Only the number is wanted: how many lines of the data contain "Ethernet"?

DATASET Start Marker

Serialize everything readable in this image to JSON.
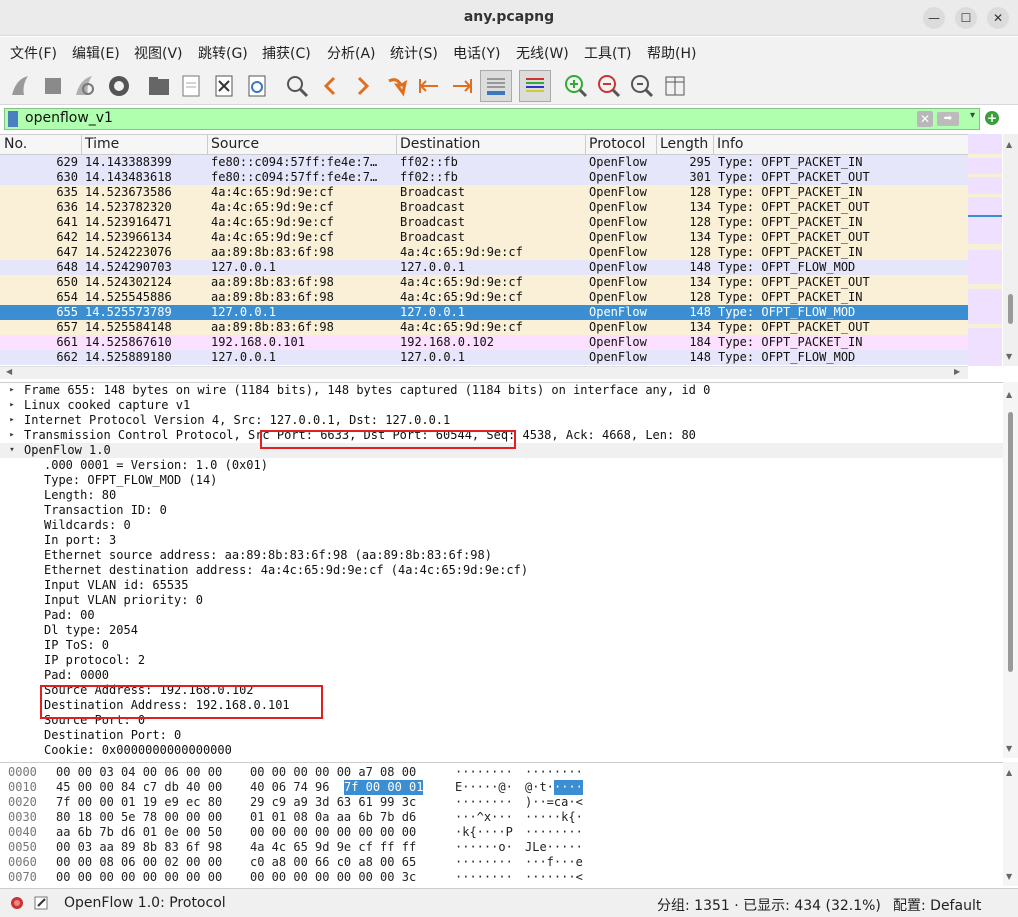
{
  "window": {
    "title": "any.pcapng"
  },
  "menu": [
    "文件(F)",
    "编辑(E)",
    "视图(V)",
    "跳转(G)",
    "捕获(C)",
    "分析(A)",
    "统计(S)",
    "电话(Y)",
    "无线(W)",
    "工具(T)",
    "帮助(H)"
  ],
  "filter": {
    "value": "openflow_v1"
  },
  "packet_list": {
    "headers": [
      "No.",
      "Time",
      "Source",
      "Destination",
      "Protocol",
      "Length",
      "Info"
    ],
    "rows": [
      {
        "no": "629",
        "time": "14.143388399",
        "src": "fe80::c094:57ff:fe4e:7…",
        "dst": "ff02::fb",
        "proto": "OpenFlow",
        "len": "295",
        "info": "Type: OFPT_PACKET_IN",
        "bg": "#e6e6fa"
      },
      {
        "no": "630",
        "time": "14.143483618",
        "src": "fe80::c094:57ff:fe4e:7…",
        "dst": "ff02::fb",
        "proto": "OpenFlow",
        "len": "301",
        "info": "Type: OFPT_PACKET_OUT",
        "bg": "#e6e6fa"
      },
      {
        "no": "635",
        "time": "14.523673586",
        "src": "4a:4c:65:9d:9e:cf",
        "dst": "Broadcast",
        "proto": "OpenFlow",
        "len": "128",
        "info": "Type: OFPT_PACKET_IN",
        "bg": "#faf0d7"
      },
      {
        "no": "636",
        "time": "14.523782320",
        "src": "4a:4c:65:9d:9e:cf",
        "dst": "Broadcast",
        "proto": "OpenFlow",
        "len": "134",
        "info": "Type: OFPT_PACKET_OUT",
        "bg": "#faf0d7"
      },
      {
        "no": "641",
        "time": "14.523916471",
        "src": "4a:4c:65:9d:9e:cf",
        "dst": "Broadcast",
        "proto": "OpenFlow",
        "len": "128",
        "info": "Type: OFPT_PACKET_IN",
        "bg": "#faf0d7"
      },
      {
        "no": "642",
        "time": "14.523966134",
        "src": "4a:4c:65:9d:9e:cf",
        "dst": "Broadcast",
        "proto": "OpenFlow",
        "len": "134",
        "info": "Type: OFPT_PACKET_OUT",
        "bg": "#faf0d7"
      },
      {
        "no": "647",
        "time": "14.524223076",
        "src": "aa:89:8b:83:6f:98",
        "dst": "4a:4c:65:9d:9e:cf",
        "proto": "OpenFlow",
        "len": "128",
        "info": "Type: OFPT_PACKET_IN",
        "bg": "#faf0d7"
      },
      {
        "no": "648",
        "time": "14.524290703",
        "src": "127.0.0.1",
        "dst": "127.0.0.1",
        "proto": "OpenFlow",
        "len": "148",
        "info": "Type: OFPT_FLOW_MOD",
        "bg": "#e6e6fa"
      },
      {
        "no": "650",
        "time": "14.524302124",
        "src": "aa:89:8b:83:6f:98",
        "dst": "4a:4c:65:9d:9e:cf",
        "proto": "OpenFlow",
        "len": "134",
        "info": "Type: OFPT_PACKET_OUT",
        "bg": "#faf0d7"
      },
      {
        "no": "654",
        "time": "14.525545886",
        "src": "aa:89:8b:83:6f:98",
        "dst": "4a:4c:65:9d:9e:cf",
        "proto": "OpenFlow",
        "len": "128",
        "info": "Type: OFPT_PACKET_IN",
        "bg": "#faf0d7"
      },
      {
        "no": "655",
        "time": "14.525573789",
        "src": "127.0.0.1",
        "dst": "127.0.0.1",
        "proto": "OpenFlow",
        "len": "148",
        "info": "Type: OFPT_FLOW_MOD",
        "bg": "#3b8ed1",
        "selected": true
      },
      {
        "no": "657",
        "time": "14.525584148",
        "src": "aa:89:8b:83:6f:98",
        "dst": "4a:4c:65:9d:9e:cf",
        "proto": "OpenFlow",
        "len": "134",
        "info": "Type: OFPT_PACKET_OUT",
        "bg": "#faf0d7"
      },
      {
        "no": "661",
        "time": "14.525867610",
        "src": "192.168.0.101",
        "dst": "192.168.0.102",
        "proto": "OpenFlow",
        "len": "184",
        "info": "Type: OFPT_PACKET_IN",
        "bg": "#fce0ff"
      },
      {
        "no": "662",
        "time": "14.525889180",
        "src": "127.0.0.1",
        "dst": "127.0.0.1",
        "proto": "OpenFlow",
        "len": "148",
        "info": "Type: OFPT_FLOW_MOD",
        "bg": "#e6e6fa"
      }
    ]
  },
  "details": [
    {
      "indent": 0,
      "arrow": "▸",
      "text": "Frame 655: 148 bytes on wire (1184 bits), 148 bytes captured (1184 bits) on interface any, id 0"
    },
    {
      "indent": 0,
      "arrow": "▸",
      "text": "Linux cooked capture v1"
    },
    {
      "indent": 0,
      "arrow": "▸",
      "text": "Internet Protocol Version 4, Src: 127.0.0.1, Dst: 127.0.0.1"
    },
    {
      "indent": 0,
      "arrow": "▸",
      "text": "Transmission Control Protocol, Src Port: 6633, Dst Port: 60544, Seq: 4538, Ack: 4668, Len: 80"
    },
    {
      "indent": 0,
      "arrow": "▾",
      "text": "OpenFlow 1.0",
      "hl": true
    },
    {
      "indent": 1,
      "text": ".000 0001 = Version: 1.0 (0x01)"
    },
    {
      "indent": 1,
      "text": "Type: OFPT_FLOW_MOD (14)"
    },
    {
      "indent": 1,
      "text": "Length: 80"
    },
    {
      "indent": 1,
      "text": "Transaction ID: 0"
    },
    {
      "indent": 1,
      "text": "Wildcards: 0"
    },
    {
      "indent": 1,
      "text": "In port: 3"
    },
    {
      "indent": 1,
      "text": "Ethernet source address: aa:89:8b:83:6f:98 (aa:89:8b:83:6f:98)"
    },
    {
      "indent": 1,
      "text": "Ethernet destination address: 4a:4c:65:9d:9e:cf (4a:4c:65:9d:9e:cf)"
    },
    {
      "indent": 1,
      "text": "Input VLAN id: 65535"
    },
    {
      "indent": 1,
      "text": "Input VLAN priority: 0"
    },
    {
      "indent": 1,
      "text": "Pad: 00"
    },
    {
      "indent": 1,
      "text": "Dl type: 2054"
    },
    {
      "indent": 1,
      "text": "IP ToS: 0"
    },
    {
      "indent": 1,
      "text": "IP protocol: 2"
    },
    {
      "indent": 1,
      "text": "Pad: 0000"
    },
    {
      "indent": 1,
      "text": "Source Address: 192.168.0.102"
    },
    {
      "indent": 1,
      "text": "Destination Address: 192.168.0.101"
    },
    {
      "indent": 1,
      "text": "Source Port: 0"
    },
    {
      "indent": 1,
      "text": "Destination Port: 0"
    },
    {
      "indent": 1,
      "text": "Cookie: 0x0000000000000000"
    }
  ],
  "hex": [
    {
      "off": "0000",
      "b1": "00 00 03 04 00 06 00 00",
      "b2": "00 00 00 00 00 a7 08 00",
      "a1": "········",
      "a2": "········"
    },
    {
      "off": "0010",
      "b1": "45 00 00 84 c7 db 40 00",
      "b2": "40 06 74 96",
      "b2sel": "7f 00 00 01",
      "a1": "E·····@·",
      "a2": "@·t·",
      "a2sel": "····"
    },
    {
      "off": "0020",
      "b1": "7f 00 00 01 19 e9 ec 80",
      "b2": "29 c9 a9 3d 63 61 99 3c",
      "a1": "········",
      "a2": ")··=ca·<"
    },
    {
      "off": "0030",
      "b1": "80 18 00 5e 78 00 00 00",
      "b2": "01 01 08 0a aa 6b 7b d6",
      "a1": "···^x···",
      "a2": "·····k{·"
    },
    {
      "off": "0040",
      "b1": "aa 6b 7b d6 01 0e 00 50",
      "b2": "00 00 00 00 00 00 00 00",
      "a1": "·k{····P",
      "a2": "········"
    },
    {
      "off": "0050",
      "b1": "00 03 aa 89 8b 83 6f 98",
      "b2": "4a 4c 65 9d 9e cf ff ff",
      "a1": "······o·",
      "a2": "JLe·····"
    },
    {
      "off": "0060",
      "b1": "00 00 08 06 00 02 00 00",
      "b2": "c0 a8 00 66 c0 a8 00 65",
      "a1": "········",
      "a2": "···f···e"
    },
    {
      "off": "0070",
      "b1": "00 00 00 00 00 00 00 00",
      "b2": "00 00 00 00 00 00 00 3c",
      "a1": "········",
      "a2": "·······<"
    }
  ],
  "status": {
    "text": "OpenFlow 1.0: Protocol",
    "packets": "分组: 1351 · 已显示: 434 (32.1%)",
    "profile": "配置: Default"
  }
}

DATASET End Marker

§ **WRITTEN ANSWER**
2